(Data about app and page elements)
◆ ◆ ◆ ◆ ◆

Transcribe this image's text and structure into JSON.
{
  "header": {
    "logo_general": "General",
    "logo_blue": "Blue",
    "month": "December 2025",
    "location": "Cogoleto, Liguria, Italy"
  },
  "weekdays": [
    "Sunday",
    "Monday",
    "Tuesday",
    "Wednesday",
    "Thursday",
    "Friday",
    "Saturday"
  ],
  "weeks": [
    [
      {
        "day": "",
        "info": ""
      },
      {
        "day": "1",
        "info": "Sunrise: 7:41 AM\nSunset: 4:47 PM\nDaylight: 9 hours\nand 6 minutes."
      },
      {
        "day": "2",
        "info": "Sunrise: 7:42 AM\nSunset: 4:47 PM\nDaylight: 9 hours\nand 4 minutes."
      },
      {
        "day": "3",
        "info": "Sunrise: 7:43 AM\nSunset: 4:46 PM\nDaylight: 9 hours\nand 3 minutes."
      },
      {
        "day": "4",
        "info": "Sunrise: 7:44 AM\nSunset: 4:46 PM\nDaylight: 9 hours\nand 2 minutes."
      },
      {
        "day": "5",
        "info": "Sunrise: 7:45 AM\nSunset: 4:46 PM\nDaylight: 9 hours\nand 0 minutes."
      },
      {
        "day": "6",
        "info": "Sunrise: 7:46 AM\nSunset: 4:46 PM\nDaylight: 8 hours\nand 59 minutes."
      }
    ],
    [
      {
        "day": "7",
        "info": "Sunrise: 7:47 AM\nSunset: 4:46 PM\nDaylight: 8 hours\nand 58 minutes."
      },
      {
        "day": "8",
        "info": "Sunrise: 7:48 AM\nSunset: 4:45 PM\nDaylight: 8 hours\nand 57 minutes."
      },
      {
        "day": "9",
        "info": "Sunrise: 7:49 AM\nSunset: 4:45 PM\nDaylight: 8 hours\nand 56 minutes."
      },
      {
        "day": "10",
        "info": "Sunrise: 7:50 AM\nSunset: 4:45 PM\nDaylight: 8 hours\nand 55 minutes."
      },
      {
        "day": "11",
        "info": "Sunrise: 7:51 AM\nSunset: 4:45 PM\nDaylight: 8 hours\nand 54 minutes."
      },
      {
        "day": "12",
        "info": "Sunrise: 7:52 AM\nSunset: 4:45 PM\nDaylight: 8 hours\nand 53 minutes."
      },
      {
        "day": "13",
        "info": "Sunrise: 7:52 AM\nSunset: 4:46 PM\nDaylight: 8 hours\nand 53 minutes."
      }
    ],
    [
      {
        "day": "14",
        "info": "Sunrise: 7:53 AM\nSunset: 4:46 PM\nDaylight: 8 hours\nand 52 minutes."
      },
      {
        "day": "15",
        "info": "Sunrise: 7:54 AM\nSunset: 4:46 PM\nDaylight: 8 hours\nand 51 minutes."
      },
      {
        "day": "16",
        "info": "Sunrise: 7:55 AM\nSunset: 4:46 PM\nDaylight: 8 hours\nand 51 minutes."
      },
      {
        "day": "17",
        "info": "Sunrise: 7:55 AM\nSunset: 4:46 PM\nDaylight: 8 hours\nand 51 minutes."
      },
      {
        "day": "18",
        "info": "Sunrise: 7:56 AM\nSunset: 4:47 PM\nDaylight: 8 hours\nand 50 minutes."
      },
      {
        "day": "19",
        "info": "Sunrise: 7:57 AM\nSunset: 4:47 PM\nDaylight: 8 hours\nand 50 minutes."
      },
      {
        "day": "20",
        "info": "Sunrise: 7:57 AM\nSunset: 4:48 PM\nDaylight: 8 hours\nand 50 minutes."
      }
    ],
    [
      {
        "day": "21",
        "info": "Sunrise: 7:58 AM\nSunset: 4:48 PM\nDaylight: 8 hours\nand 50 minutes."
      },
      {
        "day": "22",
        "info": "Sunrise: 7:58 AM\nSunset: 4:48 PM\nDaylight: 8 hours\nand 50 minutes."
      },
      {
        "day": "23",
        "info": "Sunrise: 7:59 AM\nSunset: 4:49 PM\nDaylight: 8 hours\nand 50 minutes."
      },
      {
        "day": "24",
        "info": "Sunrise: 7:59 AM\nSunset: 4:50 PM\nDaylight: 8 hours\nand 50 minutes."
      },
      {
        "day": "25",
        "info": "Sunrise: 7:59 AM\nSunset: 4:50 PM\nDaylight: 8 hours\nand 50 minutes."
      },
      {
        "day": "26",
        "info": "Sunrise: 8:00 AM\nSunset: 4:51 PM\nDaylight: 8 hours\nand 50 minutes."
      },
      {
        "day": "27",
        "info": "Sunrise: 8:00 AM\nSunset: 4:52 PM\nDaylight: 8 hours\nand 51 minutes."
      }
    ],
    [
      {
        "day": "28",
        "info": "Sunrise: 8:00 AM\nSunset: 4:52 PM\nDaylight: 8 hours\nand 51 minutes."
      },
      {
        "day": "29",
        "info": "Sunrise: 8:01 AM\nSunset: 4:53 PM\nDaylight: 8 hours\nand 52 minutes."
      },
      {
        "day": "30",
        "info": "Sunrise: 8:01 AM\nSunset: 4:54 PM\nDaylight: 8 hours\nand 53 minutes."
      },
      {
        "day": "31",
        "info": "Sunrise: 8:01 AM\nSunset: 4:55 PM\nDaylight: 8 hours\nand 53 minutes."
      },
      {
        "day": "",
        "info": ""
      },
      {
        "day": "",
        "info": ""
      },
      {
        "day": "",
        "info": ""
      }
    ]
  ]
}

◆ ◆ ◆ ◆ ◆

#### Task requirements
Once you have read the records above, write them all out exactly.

#### Your solution
Transcribe this image's text and structure into JSON.
{
  "header": {
    "logo_general": "General",
    "logo_blue": "Blue",
    "month": "December 2025",
    "location": "Cogoleto, Liguria, Italy"
  },
  "weekdays": [
    "Sunday",
    "Monday",
    "Tuesday",
    "Wednesday",
    "Thursday",
    "Friday",
    "Saturday"
  ],
  "weeks": [
    [
      {
        "day": "",
        "info": ""
      },
      {
        "day": "1",
        "info": "Sunrise: 7:41 AM\nSunset: 4:47 PM\nDaylight: 9 hours\nand 6 minutes."
      },
      {
        "day": "2",
        "info": "Sunrise: 7:42 AM\nSunset: 4:47 PM\nDaylight: 9 hours\nand 4 minutes."
      },
      {
        "day": "3",
        "info": "Sunrise: 7:43 AM\nSunset: 4:46 PM\nDaylight: 9 hours\nand 3 minutes."
      },
      {
        "day": "4",
        "info": "Sunrise: 7:44 AM\nSunset: 4:46 PM\nDaylight: 9 hours\nand 2 minutes."
      },
      {
        "day": "5",
        "info": "Sunrise: 7:45 AM\nSunset: 4:46 PM\nDaylight: 9 hours\nand 0 minutes."
      },
      {
        "day": "6",
        "info": "Sunrise: 7:46 AM\nSunset: 4:46 PM\nDaylight: 8 hours\nand 59 minutes."
      }
    ],
    [
      {
        "day": "7",
        "info": "Sunrise: 7:47 AM\nSunset: 4:46 PM\nDaylight: 8 hours\nand 58 minutes."
      },
      {
        "day": "8",
        "info": "Sunrise: 7:48 AM\nSunset: 4:45 PM\nDaylight: 8 hours\nand 57 minutes."
      },
      {
        "day": "9",
        "info": "Sunrise: 7:49 AM\nSunset: 4:45 PM\nDaylight: 8 hours\nand 56 minutes."
      },
      {
        "day": "10",
        "info": "Sunrise: 7:50 AM\nSunset: 4:45 PM\nDaylight: 8 hours\nand 55 minutes."
      },
      {
        "day": "11",
        "info": "Sunrise: 7:51 AM\nSunset: 4:45 PM\nDaylight: 8 hours\nand 54 minutes."
      },
      {
        "day": "12",
        "info": "Sunrise: 7:52 AM\nSunset: 4:45 PM\nDaylight: 8 hours\nand 53 minutes."
      },
      {
        "day": "13",
        "info": "Sunrise: 7:52 AM\nSunset: 4:46 PM\nDaylight: 8 hours\nand 53 minutes."
      }
    ],
    [
      {
        "day": "14",
        "info": "Sunrise: 7:53 AM\nSunset: 4:46 PM\nDaylight: 8 hours\nand 52 minutes."
      },
      {
        "day": "15",
        "info": "Sunrise: 7:54 AM\nSunset: 4:46 PM\nDaylight: 8 hours\nand 51 minutes."
      },
      {
        "day": "16",
        "info": "Sunrise: 7:55 AM\nSunset: 4:46 PM\nDaylight: 8 hours\nand 51 minutes."
      },
      {
        "day": "17",
        "info": "Sunrise: 7:55 AM\nSunset: 4:46 PM\nDaylight: 8 hours\nand 51 minutes."
      },
      {
        "day": "18",
        "info": "Sunrise: 7:56 AM\nSunset: 4:47 PM\nDaylight: 8 hours\nand 50 minutes."
      },
      {
        "day": "19",
        "info": "Sunrise: 7:57 AM\nSunset: 4:47 PM\nDaylight: 8 hours\nand 50 minutes."
      },
      {
        "day": "20",
        "info": "Sunrise: 7:57 AM\nSunset: 4:48 PM\nDaylight: 8 hours\nand 50 minutes."
      }
    ],
    [
      {
        "day": "21",
        "info": "Sunrise: 7:58 AM\nSunset: 4:48 PM\nDaylight: 8 hours\nand 50 minutes."
      },
      {
        "day": "22",
        "info": "Sunrise: 7:58 AM\nSunset: 4:48 PM\nDaylight: 8 hours\nand 50 minutes."
      },
      {
        "day": "23",
        "info": "Sunrise: 7:59 AM\nSunset: 4:49 PM\nDaylight: 8 hours\nand 50 minutes."
      },
      {
        "day": "24",
        "info": "Sunrise: 7:59 AM\nSunset: 4:50 PM\nDaylight: 8 hours\nand 50 minutes."
      },
      {
        "day": "25",
        "info": "Sunrise: 7:59 AM\nSunset: 4:50 PM\nDaylight: 8 hours\nand 50 minutes."
      },
      {
        "day": "26",
        "info": "Sunrise: 8:00 AM\nSunset: 4:51 PM\nDaylight: 8 hours\nand 50 minutes."
      },
      {
        "day": "27",
        "info": "Sunrise: 8:00 AM\nSunset: 4:52 PM\nDaylight: 8 hours\nand 51 minutes."
      }
    ],
    [
      {
        "day": "28",
        "info": "Sunrise: 8:00 AM\nSunset: 4:52 PM\nDaylight: 8 hours\nand 51 minutes."
      },
      {
        "day": "29",
        "info": "Sunrise: 8:01 AM\nSunset: 4:53 PM\nDaylight: 8 hours\nand 52 minutes."
      },
      {
        "day": "30",
        "info": "Sunrise: 8:01 AM\nSunset: 4:54 PM\nDaylight: 8 hours\nand 53 minutes."
      },
      {
        "day": "31",
        "info": "Sunrise: 8:01 AM\nSunset: 4:55 PM\nDaylight: 8 hours\nand 53 minutes."
      },
      {
        "day": "",
        "info": ""
      },
      {
        "day": "",
        "info": ""
      },
      {
        "day": "",
        "info": ""
      }
    ]
  ]
}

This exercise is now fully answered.